Hangzhou is Zhejiang province's capital and was the imperial capital during the Song dynasty. When the Grand Canal was established Hangzhou began to prosper, and it also became a major centre for trade. Hangzhou became the Song dynasty capital from 1138 until 1279 and silk production boomed during this era.
Today, it is mostly known for its impressive West Lake and natural beauty. A walk around the lake is essential if you are visiting Hangzhou. Admired by countless poets and painters, the lake is the symbol of Hangzhou and has been immortalised in many paintings and scrolls throughout time. Originally a lagoon connected to the Qiantang River, a dike was later built and the manmade lake is 3km long and two causeways split it into sections. With several islands on the lake, the largest and most famous is Gu Shan, Solitary Hill, linked to the mainland by Baidi causeway.
There is a multitude of scenic spots for leisurely strolls and picnics which bears testimony to the city being widely acclaimed as one of China’s greenest cities. One of Hangzhou’s main attractions is the Temple of Inspired Seclusion, a temple destroyed and rebuilt 16 times.
Hangzhou is well known for its tea and idyllic tea plantations are located just outside the city in the village of Longjing.

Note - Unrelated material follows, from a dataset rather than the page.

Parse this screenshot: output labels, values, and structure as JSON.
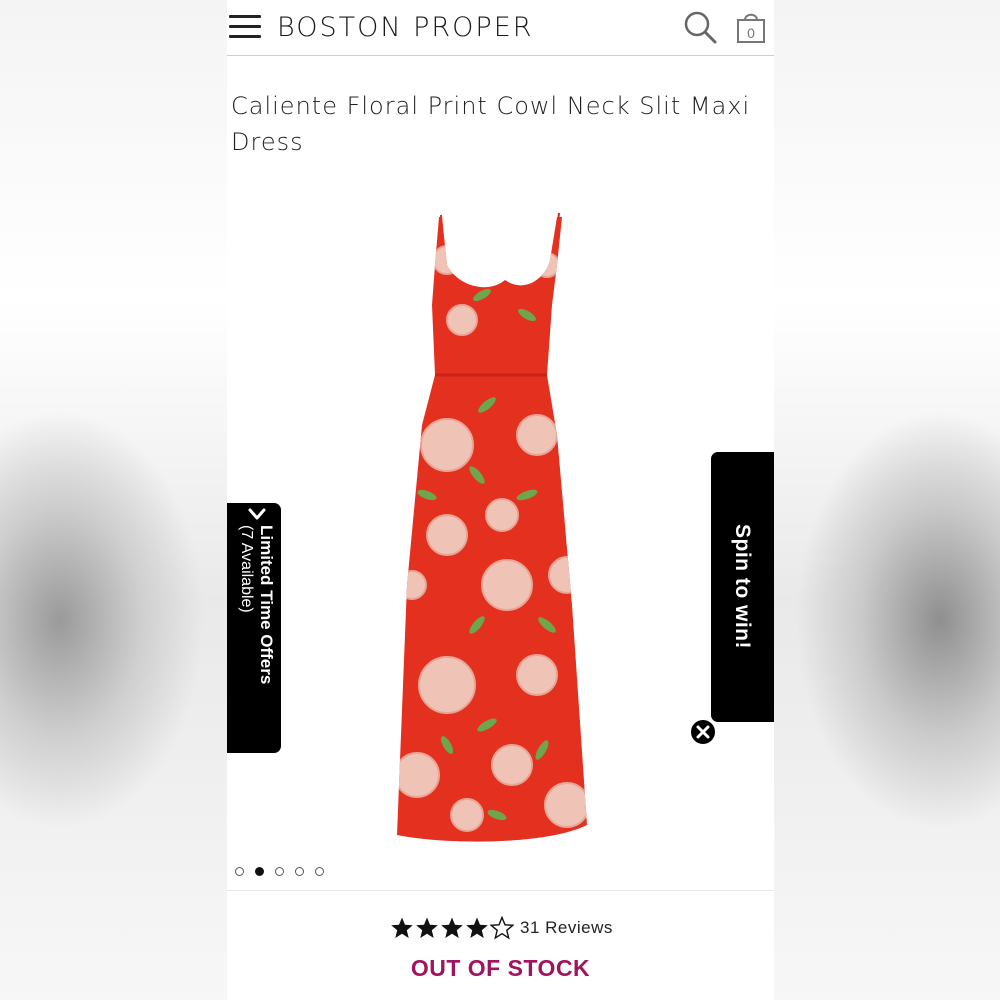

For a piece of Chinese political history, an interesting afternoon could be spent visiting the former home of former Communist leader Lin Biao who was condemned as a traitor after his death in 1971.